The “eager expectation” Paul refers to in 8:19 is literally the act of craning the neck to get a better look at what is coming down the road. It is the upturned face of the farmer watching the sky before starting up the combine for harvest. It is the leaning forward of a woman on a train platform as she awaits a loved one’s arrival. Paul describes what we are expecting with phrases like “the revealing of the sons [and daughters] of God” (8:19), “the glorious freedom of God’s children” (8:21), “adoption,” and “the redemption of our bodies” (8:23). As we live between hoping for these things and actually seeing them, the tension between the two experiences becomes acute. Dunn again: “The gift of the Spirit reclaims the believer for God and begins or heightens the tension between human belonging to God and human entrancement with the world of human control and success, the warfare between Spirit and flesh” (87).

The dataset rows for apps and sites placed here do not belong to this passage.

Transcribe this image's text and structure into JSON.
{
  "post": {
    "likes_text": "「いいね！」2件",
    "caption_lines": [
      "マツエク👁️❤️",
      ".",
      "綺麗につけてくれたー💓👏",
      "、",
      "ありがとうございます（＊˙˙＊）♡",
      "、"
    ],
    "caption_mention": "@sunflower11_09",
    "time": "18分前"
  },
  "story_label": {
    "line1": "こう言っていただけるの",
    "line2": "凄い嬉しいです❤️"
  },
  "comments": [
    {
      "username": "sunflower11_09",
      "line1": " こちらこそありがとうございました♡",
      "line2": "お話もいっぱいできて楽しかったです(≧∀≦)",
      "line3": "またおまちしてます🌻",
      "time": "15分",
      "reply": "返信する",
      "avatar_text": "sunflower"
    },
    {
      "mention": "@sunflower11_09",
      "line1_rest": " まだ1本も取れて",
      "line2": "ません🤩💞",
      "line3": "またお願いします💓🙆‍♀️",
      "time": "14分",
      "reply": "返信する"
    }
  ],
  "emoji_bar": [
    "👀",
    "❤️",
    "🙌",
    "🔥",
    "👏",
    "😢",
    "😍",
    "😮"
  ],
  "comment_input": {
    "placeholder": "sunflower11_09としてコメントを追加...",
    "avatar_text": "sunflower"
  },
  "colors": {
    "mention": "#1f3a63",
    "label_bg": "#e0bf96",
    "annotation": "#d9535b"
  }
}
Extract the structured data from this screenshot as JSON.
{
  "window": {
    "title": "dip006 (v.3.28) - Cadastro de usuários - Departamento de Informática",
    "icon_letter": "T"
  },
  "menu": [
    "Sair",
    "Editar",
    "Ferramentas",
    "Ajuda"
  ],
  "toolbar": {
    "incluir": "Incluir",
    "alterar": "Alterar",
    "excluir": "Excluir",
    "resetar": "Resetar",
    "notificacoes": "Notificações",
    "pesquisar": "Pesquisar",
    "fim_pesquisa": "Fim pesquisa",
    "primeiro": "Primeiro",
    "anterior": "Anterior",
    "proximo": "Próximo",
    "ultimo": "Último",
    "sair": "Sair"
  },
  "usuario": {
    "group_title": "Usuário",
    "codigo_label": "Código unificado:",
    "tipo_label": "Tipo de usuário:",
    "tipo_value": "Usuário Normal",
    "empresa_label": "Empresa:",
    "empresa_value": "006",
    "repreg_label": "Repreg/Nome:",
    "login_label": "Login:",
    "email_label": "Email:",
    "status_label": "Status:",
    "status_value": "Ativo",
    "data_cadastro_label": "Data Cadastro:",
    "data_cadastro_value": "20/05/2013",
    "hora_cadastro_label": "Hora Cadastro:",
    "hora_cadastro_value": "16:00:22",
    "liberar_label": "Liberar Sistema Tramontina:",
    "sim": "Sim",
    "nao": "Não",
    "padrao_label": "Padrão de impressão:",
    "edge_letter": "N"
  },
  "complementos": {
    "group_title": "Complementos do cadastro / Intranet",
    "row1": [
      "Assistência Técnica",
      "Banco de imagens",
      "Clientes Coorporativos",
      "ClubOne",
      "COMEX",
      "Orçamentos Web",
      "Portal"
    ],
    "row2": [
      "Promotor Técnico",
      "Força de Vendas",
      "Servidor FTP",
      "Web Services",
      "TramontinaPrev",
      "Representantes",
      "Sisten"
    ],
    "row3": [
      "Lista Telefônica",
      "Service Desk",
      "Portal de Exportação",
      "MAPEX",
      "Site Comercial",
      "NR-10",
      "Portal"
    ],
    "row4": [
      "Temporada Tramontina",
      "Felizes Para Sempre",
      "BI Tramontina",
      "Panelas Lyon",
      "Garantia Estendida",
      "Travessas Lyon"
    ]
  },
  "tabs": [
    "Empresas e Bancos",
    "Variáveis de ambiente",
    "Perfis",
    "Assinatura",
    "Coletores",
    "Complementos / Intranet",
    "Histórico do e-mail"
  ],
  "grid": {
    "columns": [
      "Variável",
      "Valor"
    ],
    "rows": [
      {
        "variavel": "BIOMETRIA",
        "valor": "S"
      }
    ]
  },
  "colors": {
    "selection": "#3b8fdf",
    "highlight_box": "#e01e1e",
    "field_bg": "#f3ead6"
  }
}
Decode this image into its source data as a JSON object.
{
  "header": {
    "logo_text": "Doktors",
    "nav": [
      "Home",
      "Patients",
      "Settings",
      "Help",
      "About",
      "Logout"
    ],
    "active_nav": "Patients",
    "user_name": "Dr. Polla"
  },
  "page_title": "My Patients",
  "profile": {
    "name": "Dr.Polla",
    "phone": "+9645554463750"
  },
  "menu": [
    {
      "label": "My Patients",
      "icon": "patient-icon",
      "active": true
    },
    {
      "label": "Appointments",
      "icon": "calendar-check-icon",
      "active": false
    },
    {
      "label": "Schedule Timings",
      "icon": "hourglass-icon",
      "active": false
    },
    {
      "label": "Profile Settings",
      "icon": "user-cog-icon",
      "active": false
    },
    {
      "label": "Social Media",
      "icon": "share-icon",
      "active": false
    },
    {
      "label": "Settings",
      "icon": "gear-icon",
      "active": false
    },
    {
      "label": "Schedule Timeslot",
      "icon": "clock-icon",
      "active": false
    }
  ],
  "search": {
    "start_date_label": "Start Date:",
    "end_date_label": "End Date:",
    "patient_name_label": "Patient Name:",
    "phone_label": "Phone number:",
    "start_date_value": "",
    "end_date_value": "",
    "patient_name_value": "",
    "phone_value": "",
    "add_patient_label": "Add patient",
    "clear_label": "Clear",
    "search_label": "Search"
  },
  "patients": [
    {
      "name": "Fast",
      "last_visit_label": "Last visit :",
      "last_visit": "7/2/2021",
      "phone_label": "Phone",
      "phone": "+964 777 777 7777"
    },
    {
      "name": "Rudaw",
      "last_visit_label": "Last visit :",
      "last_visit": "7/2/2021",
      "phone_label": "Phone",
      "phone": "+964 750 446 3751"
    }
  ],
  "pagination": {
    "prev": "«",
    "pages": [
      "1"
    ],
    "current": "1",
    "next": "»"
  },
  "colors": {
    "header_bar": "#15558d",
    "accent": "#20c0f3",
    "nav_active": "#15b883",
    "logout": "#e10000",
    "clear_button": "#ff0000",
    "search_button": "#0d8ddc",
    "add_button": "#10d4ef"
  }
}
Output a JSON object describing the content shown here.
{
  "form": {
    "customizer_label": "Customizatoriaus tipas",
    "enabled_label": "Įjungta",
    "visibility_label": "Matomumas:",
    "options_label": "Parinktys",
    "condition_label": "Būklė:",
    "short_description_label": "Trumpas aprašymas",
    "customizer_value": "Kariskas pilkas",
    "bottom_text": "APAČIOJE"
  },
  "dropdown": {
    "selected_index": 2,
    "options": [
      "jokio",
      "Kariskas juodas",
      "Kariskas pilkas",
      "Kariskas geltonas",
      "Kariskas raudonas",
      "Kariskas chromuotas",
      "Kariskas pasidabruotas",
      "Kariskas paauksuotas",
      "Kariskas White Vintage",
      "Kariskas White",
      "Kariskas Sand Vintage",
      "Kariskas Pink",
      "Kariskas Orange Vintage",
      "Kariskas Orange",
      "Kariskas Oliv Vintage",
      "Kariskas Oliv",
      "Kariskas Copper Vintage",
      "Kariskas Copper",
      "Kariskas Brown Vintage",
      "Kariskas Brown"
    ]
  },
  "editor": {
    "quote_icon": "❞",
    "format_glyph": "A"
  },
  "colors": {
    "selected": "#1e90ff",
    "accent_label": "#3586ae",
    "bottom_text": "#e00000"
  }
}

One of the causes of suffering for those who have received the Spirit of adoption (8:15) is that the Spirit has given us reason to hope for more than we can see. The definition of suffering will be broadened in verses 35-39 to include anything that threatens to separate us from God’s love. For now, the suffering Paul speaks of is suffering that comes from knowing what the world could be, even as we live in the world as it is. To borrow an image from the gospel reading for the day, the field was planted with good seed. It was going to be so beautiful as it grew to maturity, but an enemy sowed weeds among the wheat, and even as the crop matured, the field was a mess; the crop was threatened, and the workers nearly made things worse by trying to take control of the situation. At the owner’s insistence, the field hands endure the wait between weeds appearing and a crop maturing. “Redemption” in the parable of the weeds and wheat comes when the harvest results not only in grain but a batch of kindling besides. “He has both his wheat safe and some free kindling as well,” Dominic Crossan writes. “His enemy is doubly outwitted.”
The details of redemption for humanity and the rest of creation will probably be as surprising to us as the dual harvest of wheat and kindling was to the field hands. And certainly the wait often passes with excruciating slowness. Even so, with a mixture of eagerness and sheer endurance, we hope for what we do not see.
- Commentary first published on this site on July 17, 2011.
July 19, 2020